Andy Shaughnessy: What are your customers’ biggest challenges in designing rigid-flex?
David Wiens: Engineering teams have designed advanced rigid-flex products for years using a series of workarounds to their EDA tools, often verifying with paper dolls. Rigid-flex designs require advanced stackup constructs (e.g., multiple outlines, each with its own stackup, and new materials). There are also additional rules that need to be applied, including bend/fold control with collision clearances, curve routing with arcs and teardrops, hatched plane fill shapes, component placement limits in flex areas, and fabrication rules around board stiffeners and coverlays. The workarounds naturally take longer to implement and often result in errors because the design must be checked manually. This can lead to a non-optimized product because once something is designed, nobody wants to go back and make ECOs. Some errors, such as copper micro-cracks, create long-term product reliability issues. Manufacturing is also a challenge. Design teams must align with their manufacturer to understand the costs of different rigid-flex structures—costs can go up quickly—and optimize the hand-off from design to manufacturing.
Shaughnessy: Tell us about the rigid-flex design capabilities in the latest versions of Mentor’s tools.
Wiens: Our solution supports flex, rigid, or rigid-flex with a common set of functionality. Native support for flex/rigid-flex extends across the flow, from initial stackup definition through design validation and manufacturing outputs, eliminating time-consuming workarounds.
It starts with an independent stackup for each rigid or flex element; these can easily be modified or overlapped. This approach limits the board outline and stackup modifications necessary when the shape of the board changes. With flex stackups, there are additional materials and layer types to model, such as cover layers, stiffeners, and adhesives. These materials are intelligent and are understood at design verification as well as the hand-off to manufacturing. Control of where bends occur is critical, so a bend area object defines the location, radius, angle, and origin. Attributes also define placement, routing (e.g., via utilization, trace corners, trace width changes, etc.) and plane metal (e.g., hatch/cross-hatch) rules in the area.
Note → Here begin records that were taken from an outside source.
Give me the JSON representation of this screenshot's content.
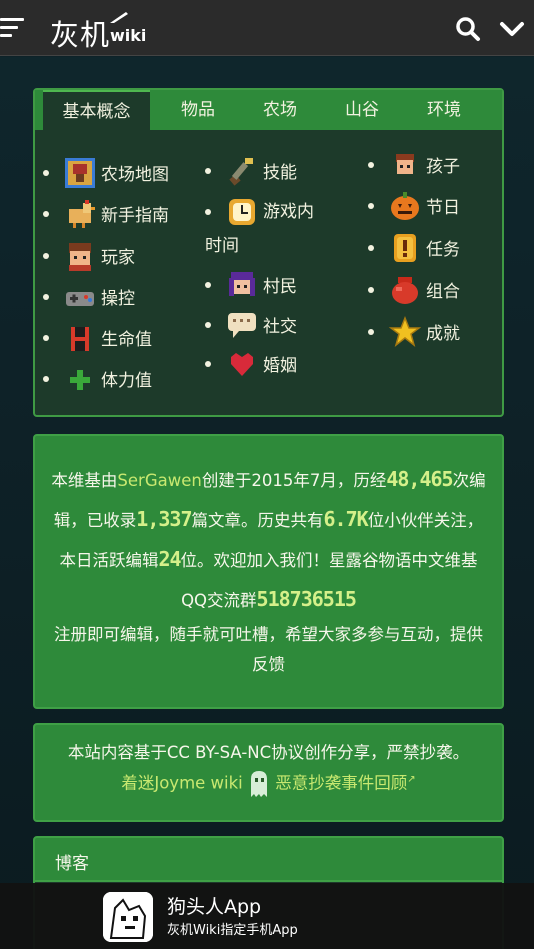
{
  "header": {
    "logo_main": "灰机",
    "logo_wiki": "wiki",
    "icons": [
      "menu-icon",
      "search-icon",
      "chevron-down-icon"
    ]
  },
  "tabs": [
    "基本概念",
    "物品",
    "农场",
    "山谷",
    "环境"
  ],
  "active_tab": "基本概念",
  "concepts": {
    "col1": [
      {
        "label": "农场地图",
        "icon": "farm-map-icon"
      },
      {
        "label": "新手指南",
        "icon": "chicken-icon"
      },
      {
        "label": "玩家",
        "icon": "player-icon"
      },
      {
        "label": "操控",
        "icon": "gamepad-icon"
      },
      {
        "label": "生命值",
        "icon": "health-icon"
      },
      {
        "label": "体力值",
        "icon": "energy-icon"
      }
    ],
    "col2": [
      {
        "label": "技能",
        "icon": "skills-icon"
      },
      {
        "label": "游戏内时间",
        "icon": "clock-icon"
      },
      {
        "label": "村民",
        "icon": "villager-icon"
      },
      {
        "label": "社交",
        "icon": "speech-icon"
      },
      {
        "label": "婚姻",
        "icon": "heart-icon"
      }
    ],
    "col3": [
      {
        "label": "孩子",
        "icon": "child-icon"
      },
      {
        "label": "节日",
        "icon": "pumpkin-icon"
      },
      {
        "label": "任务",
        "icon": "quest-icon"
      },
      {
        "label": "组合",
        "icon": "bundle-icon"
      },
      {
        "label": "成就",
        "icon": "star-icon"
      }
    ]
  },
  "stats": {
    "t1": "本维基由",
    "author": "SerGawen",
    "t2": "创建于2015年7月，历经",
    "edits": "48,465",
    "t3": "次编辑，已收录",
    "articles": "1,337",
    "t4": "篇文章。历史共有",
    "followers": "6.7K",
    "t5": "位小伙伴关注，本日活跃编辑",
    "active": "24",
    "t6": "位。欢迎加入我们！星露谷物语中文维基QQ交流群",
    "qq": "518736515",
    "p2": "注册即可编辑，随手就可吐槽，希望大家多参与互动，提供反馈"
  },
  "license": {
    "line1": "本站内容基于CC BY-SA-NC协议创作分享，严禁抄袭。",
    "link1": "着迷Joyme wiki",
    "link2": "恶意抄袭事件回顾"
  },
  "blog": {
    "title": "博客"
  },
  "app_banner": {
    "name": "狗头人App",
    "subtitle": "灰机Wiki指定手机App"
  }
}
For place and route, each rigid-flex area has its own external/internal layers, so parts can be placed on any external layer (including flex regions and/or in cavities) with appropriate pads and openings automatically handled. During routing, true arcs are utilized to minimize stress fractures in flex regions, and they adhere to the constraint-driven, correct-by-design methodology for which we’re known. Curved teardrops are automatically generated and maintained dynamically. Due to the automation throughout layout, design changes are easy and safe.
To read this entire interview, which appeared in the July 2019 issue of Design007 Magazine, click here.